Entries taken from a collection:
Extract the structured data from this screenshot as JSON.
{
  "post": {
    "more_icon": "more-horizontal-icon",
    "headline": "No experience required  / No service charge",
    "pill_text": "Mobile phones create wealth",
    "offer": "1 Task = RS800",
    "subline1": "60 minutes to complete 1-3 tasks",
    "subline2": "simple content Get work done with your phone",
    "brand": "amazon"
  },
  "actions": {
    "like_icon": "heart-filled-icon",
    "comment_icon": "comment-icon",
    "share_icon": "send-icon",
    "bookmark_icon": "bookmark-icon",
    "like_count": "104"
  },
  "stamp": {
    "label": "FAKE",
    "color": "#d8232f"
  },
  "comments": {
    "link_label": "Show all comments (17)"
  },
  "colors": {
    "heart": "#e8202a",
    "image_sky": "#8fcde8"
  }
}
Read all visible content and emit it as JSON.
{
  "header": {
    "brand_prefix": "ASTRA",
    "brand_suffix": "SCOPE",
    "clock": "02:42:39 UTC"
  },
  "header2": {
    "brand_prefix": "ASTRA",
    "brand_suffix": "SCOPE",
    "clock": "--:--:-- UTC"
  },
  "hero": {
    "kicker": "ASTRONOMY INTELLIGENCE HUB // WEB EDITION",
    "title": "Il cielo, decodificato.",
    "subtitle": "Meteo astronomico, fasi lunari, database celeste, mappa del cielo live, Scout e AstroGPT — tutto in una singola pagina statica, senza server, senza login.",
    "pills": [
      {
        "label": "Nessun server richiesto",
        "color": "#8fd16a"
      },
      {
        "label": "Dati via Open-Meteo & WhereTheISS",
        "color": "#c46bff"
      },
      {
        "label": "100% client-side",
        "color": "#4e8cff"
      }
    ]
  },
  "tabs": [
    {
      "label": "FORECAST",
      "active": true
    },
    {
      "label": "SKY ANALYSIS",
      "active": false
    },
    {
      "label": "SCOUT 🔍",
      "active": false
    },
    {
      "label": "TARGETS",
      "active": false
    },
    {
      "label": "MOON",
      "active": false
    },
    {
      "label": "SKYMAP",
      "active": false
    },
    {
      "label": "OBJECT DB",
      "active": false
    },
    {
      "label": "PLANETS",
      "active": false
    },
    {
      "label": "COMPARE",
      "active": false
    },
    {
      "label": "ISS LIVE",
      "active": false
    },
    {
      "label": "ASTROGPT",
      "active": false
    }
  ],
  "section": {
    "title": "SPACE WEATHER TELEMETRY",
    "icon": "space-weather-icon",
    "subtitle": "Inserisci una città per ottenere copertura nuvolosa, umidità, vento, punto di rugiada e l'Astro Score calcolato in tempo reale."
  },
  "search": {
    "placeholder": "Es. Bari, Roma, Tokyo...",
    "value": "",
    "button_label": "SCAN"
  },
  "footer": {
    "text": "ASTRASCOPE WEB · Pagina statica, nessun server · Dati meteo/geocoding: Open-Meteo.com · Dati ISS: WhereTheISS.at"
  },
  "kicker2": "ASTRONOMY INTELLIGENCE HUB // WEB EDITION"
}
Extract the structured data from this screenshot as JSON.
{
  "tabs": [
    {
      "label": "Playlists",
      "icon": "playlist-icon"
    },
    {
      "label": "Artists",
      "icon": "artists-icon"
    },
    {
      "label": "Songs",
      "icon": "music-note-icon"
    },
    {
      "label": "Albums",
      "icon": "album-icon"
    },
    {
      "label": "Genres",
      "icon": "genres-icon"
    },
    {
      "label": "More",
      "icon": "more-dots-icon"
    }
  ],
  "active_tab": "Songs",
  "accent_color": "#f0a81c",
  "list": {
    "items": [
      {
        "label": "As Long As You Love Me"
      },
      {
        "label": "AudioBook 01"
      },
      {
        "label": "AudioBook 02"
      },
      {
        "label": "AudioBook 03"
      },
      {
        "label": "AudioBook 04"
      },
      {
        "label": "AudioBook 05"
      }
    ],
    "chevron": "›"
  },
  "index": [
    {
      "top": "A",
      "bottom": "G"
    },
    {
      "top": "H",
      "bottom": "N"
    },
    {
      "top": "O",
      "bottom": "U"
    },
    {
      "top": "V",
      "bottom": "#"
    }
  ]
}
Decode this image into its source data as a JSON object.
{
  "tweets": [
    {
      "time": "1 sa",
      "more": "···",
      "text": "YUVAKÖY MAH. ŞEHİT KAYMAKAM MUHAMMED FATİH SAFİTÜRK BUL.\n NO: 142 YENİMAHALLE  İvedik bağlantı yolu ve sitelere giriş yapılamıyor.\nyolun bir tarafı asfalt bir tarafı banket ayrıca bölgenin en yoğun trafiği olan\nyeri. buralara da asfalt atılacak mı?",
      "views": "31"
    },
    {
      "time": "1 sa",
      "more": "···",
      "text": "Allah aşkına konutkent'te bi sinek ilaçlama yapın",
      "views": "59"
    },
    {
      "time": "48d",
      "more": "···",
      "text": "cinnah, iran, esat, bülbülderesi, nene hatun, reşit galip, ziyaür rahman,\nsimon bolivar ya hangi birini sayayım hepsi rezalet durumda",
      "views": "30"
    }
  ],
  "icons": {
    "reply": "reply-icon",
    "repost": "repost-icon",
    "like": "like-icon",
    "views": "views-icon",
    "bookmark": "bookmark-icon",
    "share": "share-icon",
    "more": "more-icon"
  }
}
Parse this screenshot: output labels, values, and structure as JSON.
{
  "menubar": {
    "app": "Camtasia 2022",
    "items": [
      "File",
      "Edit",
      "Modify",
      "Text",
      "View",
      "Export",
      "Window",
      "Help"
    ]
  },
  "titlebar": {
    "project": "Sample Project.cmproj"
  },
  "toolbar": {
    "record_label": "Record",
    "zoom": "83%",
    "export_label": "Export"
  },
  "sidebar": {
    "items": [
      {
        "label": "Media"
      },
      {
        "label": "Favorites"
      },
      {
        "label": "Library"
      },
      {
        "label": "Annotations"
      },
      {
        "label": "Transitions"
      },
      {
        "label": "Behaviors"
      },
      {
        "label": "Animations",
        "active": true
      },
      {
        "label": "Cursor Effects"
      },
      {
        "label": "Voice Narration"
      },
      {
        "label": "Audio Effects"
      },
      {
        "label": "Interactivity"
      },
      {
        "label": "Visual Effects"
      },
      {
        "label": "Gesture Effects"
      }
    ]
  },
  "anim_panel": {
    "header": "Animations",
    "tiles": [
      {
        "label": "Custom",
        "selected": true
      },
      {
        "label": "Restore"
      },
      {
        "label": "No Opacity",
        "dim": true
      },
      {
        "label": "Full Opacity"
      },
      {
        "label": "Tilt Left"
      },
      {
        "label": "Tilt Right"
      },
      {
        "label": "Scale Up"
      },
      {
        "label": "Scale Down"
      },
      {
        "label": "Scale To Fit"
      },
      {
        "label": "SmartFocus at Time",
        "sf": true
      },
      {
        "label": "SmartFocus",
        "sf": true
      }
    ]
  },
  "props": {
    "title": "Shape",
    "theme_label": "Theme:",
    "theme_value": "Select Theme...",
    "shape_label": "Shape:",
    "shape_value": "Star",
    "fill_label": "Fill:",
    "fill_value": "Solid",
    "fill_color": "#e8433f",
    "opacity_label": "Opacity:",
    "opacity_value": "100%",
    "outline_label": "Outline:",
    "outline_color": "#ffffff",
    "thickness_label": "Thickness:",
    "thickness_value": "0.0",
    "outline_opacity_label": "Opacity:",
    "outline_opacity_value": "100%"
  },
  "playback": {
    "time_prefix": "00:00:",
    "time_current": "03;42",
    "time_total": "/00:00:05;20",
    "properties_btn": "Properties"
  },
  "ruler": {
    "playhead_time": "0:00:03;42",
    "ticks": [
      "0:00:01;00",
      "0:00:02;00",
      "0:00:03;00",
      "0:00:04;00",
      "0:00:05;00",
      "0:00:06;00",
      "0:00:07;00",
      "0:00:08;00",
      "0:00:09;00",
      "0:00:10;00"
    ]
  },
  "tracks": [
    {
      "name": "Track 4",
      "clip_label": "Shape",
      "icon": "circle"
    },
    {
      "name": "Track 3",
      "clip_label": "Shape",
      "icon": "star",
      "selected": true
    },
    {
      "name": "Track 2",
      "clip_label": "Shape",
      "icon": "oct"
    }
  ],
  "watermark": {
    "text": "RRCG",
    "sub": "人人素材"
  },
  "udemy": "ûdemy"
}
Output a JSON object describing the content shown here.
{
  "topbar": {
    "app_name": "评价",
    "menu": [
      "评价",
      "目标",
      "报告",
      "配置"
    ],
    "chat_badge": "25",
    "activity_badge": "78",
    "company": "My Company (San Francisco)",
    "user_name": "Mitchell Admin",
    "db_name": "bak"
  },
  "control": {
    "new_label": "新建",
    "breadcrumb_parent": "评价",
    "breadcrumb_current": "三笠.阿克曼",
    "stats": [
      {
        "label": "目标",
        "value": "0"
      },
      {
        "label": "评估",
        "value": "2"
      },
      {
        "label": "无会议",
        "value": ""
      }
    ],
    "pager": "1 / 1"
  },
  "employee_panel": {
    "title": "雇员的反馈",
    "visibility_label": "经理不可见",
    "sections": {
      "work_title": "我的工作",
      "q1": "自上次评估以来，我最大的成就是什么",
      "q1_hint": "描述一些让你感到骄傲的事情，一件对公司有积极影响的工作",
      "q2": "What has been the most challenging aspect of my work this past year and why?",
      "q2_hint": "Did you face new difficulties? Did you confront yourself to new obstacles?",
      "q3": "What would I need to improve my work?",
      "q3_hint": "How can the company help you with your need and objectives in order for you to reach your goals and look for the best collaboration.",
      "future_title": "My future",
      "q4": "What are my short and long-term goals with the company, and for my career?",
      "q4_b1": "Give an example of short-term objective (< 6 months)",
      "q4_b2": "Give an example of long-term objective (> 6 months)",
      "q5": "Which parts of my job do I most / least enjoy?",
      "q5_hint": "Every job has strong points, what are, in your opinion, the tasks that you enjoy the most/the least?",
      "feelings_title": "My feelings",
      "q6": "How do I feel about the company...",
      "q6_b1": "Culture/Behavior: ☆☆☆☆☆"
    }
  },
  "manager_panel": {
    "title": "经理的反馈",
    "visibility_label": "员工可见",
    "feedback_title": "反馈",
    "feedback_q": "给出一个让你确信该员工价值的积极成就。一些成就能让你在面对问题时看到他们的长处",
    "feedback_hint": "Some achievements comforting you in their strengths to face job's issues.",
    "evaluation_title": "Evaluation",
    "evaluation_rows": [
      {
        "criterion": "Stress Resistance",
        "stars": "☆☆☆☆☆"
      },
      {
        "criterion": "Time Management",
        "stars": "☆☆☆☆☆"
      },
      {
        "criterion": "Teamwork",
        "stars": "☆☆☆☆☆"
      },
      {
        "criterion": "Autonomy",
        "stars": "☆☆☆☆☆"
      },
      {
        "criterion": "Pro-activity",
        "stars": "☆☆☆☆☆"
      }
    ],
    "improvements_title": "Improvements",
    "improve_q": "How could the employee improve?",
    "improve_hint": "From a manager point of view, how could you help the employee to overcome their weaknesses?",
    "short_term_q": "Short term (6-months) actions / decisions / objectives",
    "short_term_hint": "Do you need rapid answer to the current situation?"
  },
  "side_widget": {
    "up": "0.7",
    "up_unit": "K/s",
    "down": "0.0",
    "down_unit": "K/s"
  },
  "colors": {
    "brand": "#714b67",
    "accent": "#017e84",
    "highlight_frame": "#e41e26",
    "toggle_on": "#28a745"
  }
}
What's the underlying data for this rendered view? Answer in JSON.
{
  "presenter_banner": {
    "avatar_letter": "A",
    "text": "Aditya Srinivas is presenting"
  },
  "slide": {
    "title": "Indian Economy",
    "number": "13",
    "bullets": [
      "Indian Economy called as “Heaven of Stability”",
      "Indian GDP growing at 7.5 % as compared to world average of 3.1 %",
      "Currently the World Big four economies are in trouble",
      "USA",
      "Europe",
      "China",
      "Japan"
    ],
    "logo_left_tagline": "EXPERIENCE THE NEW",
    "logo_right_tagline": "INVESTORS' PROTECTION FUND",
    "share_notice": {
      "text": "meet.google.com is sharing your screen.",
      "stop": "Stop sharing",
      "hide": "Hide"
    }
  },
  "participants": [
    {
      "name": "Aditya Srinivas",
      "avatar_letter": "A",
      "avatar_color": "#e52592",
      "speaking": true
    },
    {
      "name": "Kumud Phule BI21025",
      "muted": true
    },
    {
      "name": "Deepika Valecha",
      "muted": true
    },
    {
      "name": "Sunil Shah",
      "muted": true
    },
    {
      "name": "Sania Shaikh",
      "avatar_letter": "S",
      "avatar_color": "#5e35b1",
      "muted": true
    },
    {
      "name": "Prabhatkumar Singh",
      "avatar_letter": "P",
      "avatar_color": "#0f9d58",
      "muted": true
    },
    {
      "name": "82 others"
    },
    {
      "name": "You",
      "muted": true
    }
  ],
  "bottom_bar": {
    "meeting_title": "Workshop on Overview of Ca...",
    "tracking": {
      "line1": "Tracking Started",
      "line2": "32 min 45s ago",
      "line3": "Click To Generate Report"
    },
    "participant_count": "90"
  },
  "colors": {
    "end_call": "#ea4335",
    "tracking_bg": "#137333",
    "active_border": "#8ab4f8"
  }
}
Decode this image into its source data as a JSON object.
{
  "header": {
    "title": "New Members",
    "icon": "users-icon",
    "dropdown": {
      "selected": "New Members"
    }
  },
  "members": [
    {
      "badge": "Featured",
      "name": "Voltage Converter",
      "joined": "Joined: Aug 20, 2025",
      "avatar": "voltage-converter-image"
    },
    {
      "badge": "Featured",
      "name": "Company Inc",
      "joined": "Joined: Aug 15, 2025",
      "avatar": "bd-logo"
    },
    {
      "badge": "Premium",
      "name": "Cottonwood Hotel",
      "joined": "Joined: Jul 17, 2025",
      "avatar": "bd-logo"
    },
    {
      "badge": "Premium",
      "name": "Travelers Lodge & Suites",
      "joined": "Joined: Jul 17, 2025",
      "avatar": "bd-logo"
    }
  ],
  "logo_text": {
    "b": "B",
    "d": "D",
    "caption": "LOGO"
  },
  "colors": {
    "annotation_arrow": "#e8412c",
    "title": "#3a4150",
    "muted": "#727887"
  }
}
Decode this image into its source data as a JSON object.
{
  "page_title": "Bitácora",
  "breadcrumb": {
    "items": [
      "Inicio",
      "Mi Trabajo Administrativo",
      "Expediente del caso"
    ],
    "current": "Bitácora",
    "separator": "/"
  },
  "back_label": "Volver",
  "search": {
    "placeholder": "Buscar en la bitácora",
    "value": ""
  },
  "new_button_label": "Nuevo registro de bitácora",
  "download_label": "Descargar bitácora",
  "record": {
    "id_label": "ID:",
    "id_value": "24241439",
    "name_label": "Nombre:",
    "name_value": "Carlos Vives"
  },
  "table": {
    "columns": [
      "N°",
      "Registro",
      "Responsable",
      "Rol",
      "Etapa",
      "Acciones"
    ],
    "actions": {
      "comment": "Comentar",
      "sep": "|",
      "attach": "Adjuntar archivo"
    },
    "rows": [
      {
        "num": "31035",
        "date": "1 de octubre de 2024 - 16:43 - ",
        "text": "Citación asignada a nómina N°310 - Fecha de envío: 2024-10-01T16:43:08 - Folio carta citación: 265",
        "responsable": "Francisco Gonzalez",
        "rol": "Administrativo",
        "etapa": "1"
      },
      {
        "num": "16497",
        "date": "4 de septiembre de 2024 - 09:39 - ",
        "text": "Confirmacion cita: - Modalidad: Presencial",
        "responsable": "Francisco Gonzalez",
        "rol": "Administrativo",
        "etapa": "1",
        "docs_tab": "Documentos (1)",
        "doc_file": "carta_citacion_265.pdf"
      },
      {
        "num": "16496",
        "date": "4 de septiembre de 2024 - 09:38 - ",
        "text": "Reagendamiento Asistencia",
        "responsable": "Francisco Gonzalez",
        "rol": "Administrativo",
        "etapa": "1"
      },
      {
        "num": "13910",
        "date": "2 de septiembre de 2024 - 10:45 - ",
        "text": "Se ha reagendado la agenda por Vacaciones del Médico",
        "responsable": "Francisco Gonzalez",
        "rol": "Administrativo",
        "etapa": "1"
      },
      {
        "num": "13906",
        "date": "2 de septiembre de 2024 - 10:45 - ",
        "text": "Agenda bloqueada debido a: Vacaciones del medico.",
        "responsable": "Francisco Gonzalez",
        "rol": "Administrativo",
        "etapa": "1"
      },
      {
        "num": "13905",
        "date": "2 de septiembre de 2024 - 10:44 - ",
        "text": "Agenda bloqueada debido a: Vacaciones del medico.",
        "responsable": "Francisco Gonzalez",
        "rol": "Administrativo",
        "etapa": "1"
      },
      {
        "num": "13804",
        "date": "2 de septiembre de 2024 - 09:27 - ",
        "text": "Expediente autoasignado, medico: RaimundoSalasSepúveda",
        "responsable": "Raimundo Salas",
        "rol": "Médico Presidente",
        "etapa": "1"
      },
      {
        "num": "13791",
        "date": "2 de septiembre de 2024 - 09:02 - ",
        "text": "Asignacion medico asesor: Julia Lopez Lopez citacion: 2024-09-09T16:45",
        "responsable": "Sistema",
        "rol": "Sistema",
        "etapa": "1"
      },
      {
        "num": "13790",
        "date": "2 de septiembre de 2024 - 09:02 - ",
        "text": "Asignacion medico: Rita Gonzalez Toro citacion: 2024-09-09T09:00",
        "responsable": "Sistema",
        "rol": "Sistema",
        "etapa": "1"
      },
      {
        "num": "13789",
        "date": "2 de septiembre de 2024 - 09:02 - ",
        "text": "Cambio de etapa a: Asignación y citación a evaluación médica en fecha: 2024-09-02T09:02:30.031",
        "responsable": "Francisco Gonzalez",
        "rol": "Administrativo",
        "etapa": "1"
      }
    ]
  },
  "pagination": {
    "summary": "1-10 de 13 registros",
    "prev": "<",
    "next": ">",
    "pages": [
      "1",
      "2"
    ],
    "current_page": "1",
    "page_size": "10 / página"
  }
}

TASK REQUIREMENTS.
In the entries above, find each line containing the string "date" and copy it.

TASK RESULT.
        "date": "1 de octubre de 2024 - 16:43 - ",
        "date": "4 de septiembre de 2024 - 09:39 - ",
        "date": "4 de septiembre de 2024 - 09:38 - ",
        "date": "2 de septiembre de 2024 - 10:45 - ",
        "date": "2 de septiembre de 2024 - 10:45 - ",
        "date": "2 de septiembre de 2024 - 10:44 - ",
        "date": "2 de septiembre de 2024 - 09:27 - ",
        "date": "2 de septiembre de 2024 - 09:02 - ",
        "date": "2 de septiembre de 2024 - 09:02 - ",
        "date": "2 de septiembre de 2024 - 09:02 - ",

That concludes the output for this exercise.